Started 6-0 in swiss, lost next 2. Won top 16 2-0 into Reylo. Won Top 8 2-0 into Aphra. Top 4 won first game then lost next 2 to Tacster. Andrew 7-1 in swiss then made top 4, winning his first game into Mike before losing the next 2. It’s crazy to think we both simply needed 1 win in 2 games and we could have had a mirror match finals… oh well.
How Good is It?
I’d say Chopper droids is potentially the most versatile droids list, being able to adjust it’s game plan in each game to focus early kills, early disrupt, hand control, extra shields, etc.
- It has, from my experience, an extremely easy match-up into Aphra droids.
- It is favored into support decks due to its resource and hand control. Prevent them from ramping round 1 and then simply dump their hand instead if and when you can’t quite disrupt enough. (Delve is scary, as it’s hard to prevent a list from ever reaching 3, and the Delve for Fist is what cost me my games into Tacster.)
- Ewoks are definitely beatable, as evidenced by Andrew taking one down in the top 8, and his taking a game off of Mike in the semi finals. You can control their resources and gain plenty of shields.
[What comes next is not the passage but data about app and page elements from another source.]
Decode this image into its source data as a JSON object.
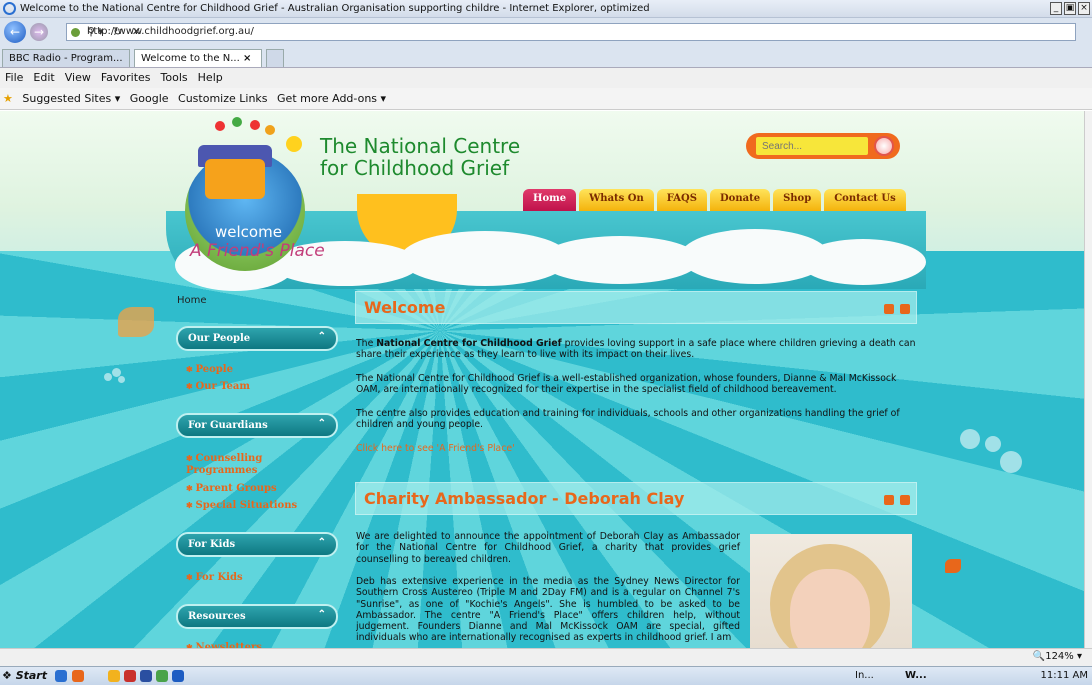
{
  "browser": {
    "title": "Welcome to the National Centre for Childhood Grief - Australian Organisation supporting childre - Internet Explorer, optimized",
    "url": "http://www.childhoodgrief.org.au/",
    "tabs": [
      {
        "label": "BBC Radio - Program..."
      },
      {
        "label": "Welcome to the N..."
      }
    ],
    "menu": [
      "File",
      "Edit",
      "View",
      "Favorites",
      "Tools",
      "Help"
    ],
    "favorites": [
      "Suggested Sites ▾",
      "Google",
      "Customize Links",
      "Get more Add-ons ▾"
    ],
    "zoom": "🔍124% ▾"
  },
  "site": {
    "title_line1": "The National Centre",
    "title_line2": "for Childhood Grief",
    "logo_welcome": "welcome",
    "logo_friends": "A Friend's Place",
    "search_placeholder": "Search...",
    "nav": [
      "Home",
      "Whats On",
      "FAQS",
      "Donate",
      "Shop",
      "Contact Us"
    ],
    "breadcrumb": "Home",
    "sidebar": [
      {
        "heading": "Our People",
        "links": [
          "People",
          "Our Team"
        ]
      },
      {
        "heading": "For Guardians",
        "links": [
          "Counselling Programmes",
          "Parent Groups",
          "Special Situations"
        ]
      },
      {
        "heading": "For Kids",
        "links": [
          "For Kids"
        ]
      },
      {
        "heading": "Resources",
        "links": [
          "Newsletters"
        ]
      }
    ],
    "welcome": {
      "heading": "Welcome",
      "p1_bold": "National Centre for Childhood Grief",
      "p1_pre": "The ",
      "p1_post": " provides loving support in a safe place where children grieving a death can share their experience as they learn to live with its impact on their lives.",
      "p2": "The National Centre for Childhood Grief is a well-established organization, whose founders, Dianne & Mal McKissock OAM, are internationally recognized for their expertise in the specialist field of childhood bereavement.",
      "p3": "The centre also provides education and training for individuals, schools and other organizations handling the grief of children and young people.",
      "link": "Click here to see 'A Friend's Place'"
    },
    "ambassador": {
      "heading": "Charity Ambassador - Deborah Clay",
      "p1": "We are delighted to announce the appointment of Deborah Clay as Ambassador for the National Centre for Childhood Grief, a charity that provides grief counselling to bereaved children.",
      "p2": "Deb has extensive experience in the media as the Sydney News Director for Southern Cross Austereo (Triple M and 2Day FM) and is a regular on Channel 7's \"Sunrise\", as one of \"Kochie's Angels\". She is humbled to be asked to be Ambassador. The centre \"A Friend's Place\" offers children help, without judgement. Founders Dianne and Mal McKissock OAM are special, gifted individuals who are internationally recognised as experts in childhood grief. I am"
    }
  },
  "taskbar": {
    "start": "Start",
    "items": [
      "In...",
      "W..."
    ],
    "clock": "11:11 AM"
  },
  "colors": {
    "accent": "#e8671b",
    "sea": "#3cc7d2",
    "nav_home": "#c0124b",
    "nav_tab": "#f4b30c"
  }
}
- Reylo can be scary, but with an early disrupt keeping them off of an upgrade, or simply blowing up Kylo round 2, you can get some easy wins.
With all this said, I really believe it could be the best droids version for the current meta. I want to try fitting in Scruffy for Villain supports and ewoks, but other than that I don’t believe there’s much that needs to be changed in the list. My one caution is that part of our success may have been due to people not having experience into the deck, and I could be over estimating because of this.
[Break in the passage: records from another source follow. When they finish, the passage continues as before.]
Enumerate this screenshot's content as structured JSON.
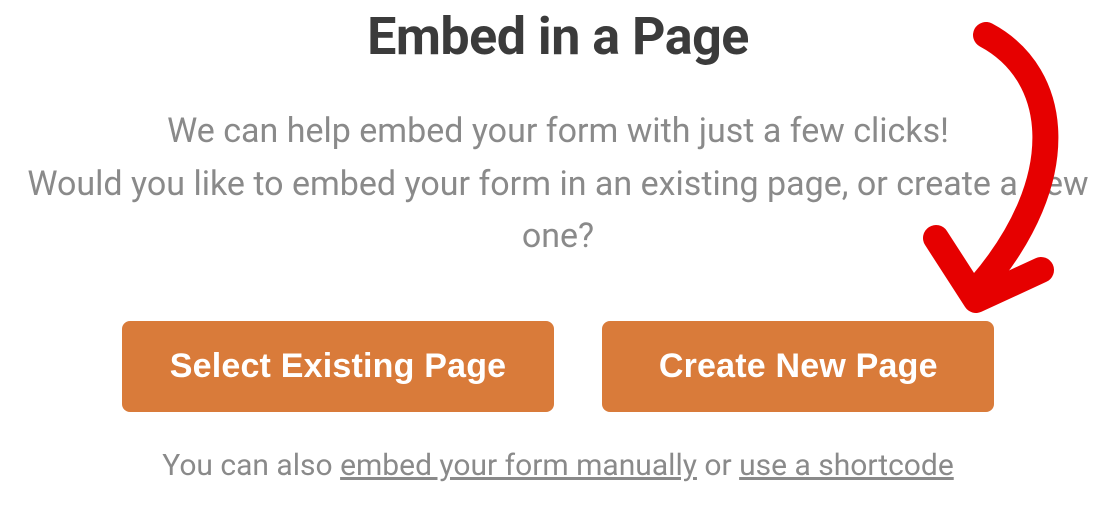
{
  "modal": {
    "title": "Embed in a Page",
    "description_line1": "We can help embed your form with just a few clicks!",
    "description_line2": "Would you like to embed your form in an existing page, or create a new one?",
    "buttons": {
      "select_existing": "Select Existing Page",
      "create_new": "Create New Page"
    },
    "footer": {
      "prefix": "You can also ",
      "link_manual": "embed your form manually",
      "middle": " or ",
      "link_shortcode": "use a shortcode"
    }
  },
  "annotation": {
    "arrow_color": "#e60000"
  }
}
Chopper droids is a great deck, and should definitely make an appearance at Nova. I hope you’ve enjoyed the read, and feel free to ask any questions you may have. Now go out there and have some fun with the Metal Menace!